- Economic data has weakened over the third quarter
- Dovish central bank policies have provided a boost
- Equity markets have remained relatively robust
Despite a particularly eventful quarter, with political turmoil and weak economic data at the forefront of investors’ minds, equity markets have remained broadly flat. In an attempt to counter weaker economic data, the Federal Reserve cut rates twice and the European Central Bank announced a new stimulus package, including a rate cut and the relaunch of its asset purchase programme. As a result, bond yields around the world have fallen, which has supported equity markets. Boris Johnson’s arrival as Prime Minister has caused a stir, and the eventual Brexit outcome remains as difficult as ever to forecast.
Economic data over the quarter has generally been disappointing. The manufacturing sector in particular, suffered from slowing global trade, mostly as a consequence of Trump’s trade policy. German manufacturing activity hit a seven-year low, undergoing one of its most marked contractions since 2009. On a more positive note, unemployment in the US remains low and consumer activity has held up well.

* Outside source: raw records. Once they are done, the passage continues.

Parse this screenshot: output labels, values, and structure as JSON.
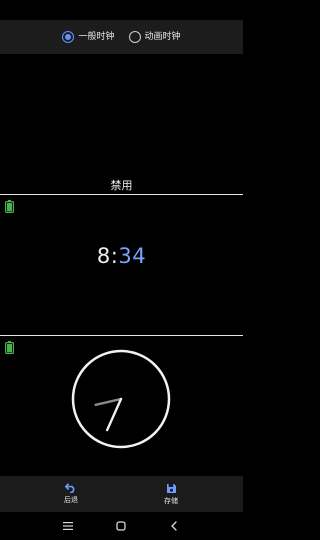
{
  "mode_selector": {
    "options": [
      {
        "label": "一般时钟",
        "selected": true
      },
      {
        "label": "动画时钟",
        "selected": false
      }
    ]
  },
  "panels": {
    "disabled_label": "禁用",
    "digital": {
      "hour": "8",
      "separator": ":",
      "minute": "34"
    },
    "analog": {
      "hour": 8,
      "minute": 34
    }
  },
  "actions": {
    "back_label": "后退",
    "save_label": "存储"
  },
  "colors": {
    "accent": "#5e94ff",
    "minute_digits": "#7aa2ff",
    "battery": "#4caf50"
  },
  "icons": {
    "battery": "battery-icon",
    "back": "undo-icon",
    "save": "floppy-disk-icon",
    "menu": "menu-icon",
    "home": "home-icon",
    "nav_back": "chevron-left-icon"
  }
}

Indeed, consumer confidence in the US has been resilient in the face of the US-China trade conflict and the continuous commentary emanating from Trump’s twitter account.
In the UK, the arrival of Boris Johnson as Prime Minister, with a cabinet committed to leaving the European Union (EU) on the 31st of October, increased the probability of a no deal Brexit. Boris’ unsuccessful attempts to prorogue Parliament have been officially regarded “unlawful” by the UK Supreme Court. To add to this, votes in Parliament attempting to block Brexit have contributed to fluctuating expectations for the eventual outcome.
Across the pond, President Trump’s trade policy, and his possible impeachment, have been the key talking points. Although, the former continues to be the biggest factor affecting global markets. Trump tweeted that the US would put additional tariffs on $300 billion worth of imports of Chinese goods from the 1st September 2019. He later announced that some of these tariffs would be delayed until mid-December.
Whilst developments in politics and economics have been hitting the headlines, equity market indices broadly ended the last quarter with little changed. However, this disguises some significant shifts within markets. Until September, growth stocks had performed strongly this year, with value-style stocks, such as financials, lagging the market as a whole. With questions over future growth, we saw a rotation out of ‘growth’ and into ‘value’, with income-oriented equity funds outperforming in September for the first time this year.
The key for global investors will be the US-China trade talks and how any developments leak into the wider economy. It seems likely that central banks will remain supportive of markets; any deviation from this trend could disrupt market confidence significantly. Whilst we acknowledge the risks of a pronounced slowdown and the resultant increase in volatility, we continue to have a positive outlook for equities over the long-term. Equities continue to look attractive relative to bonds and will benefit from any progress on a trade deal. However, global growth concerns may increase equity market volatility in the short term.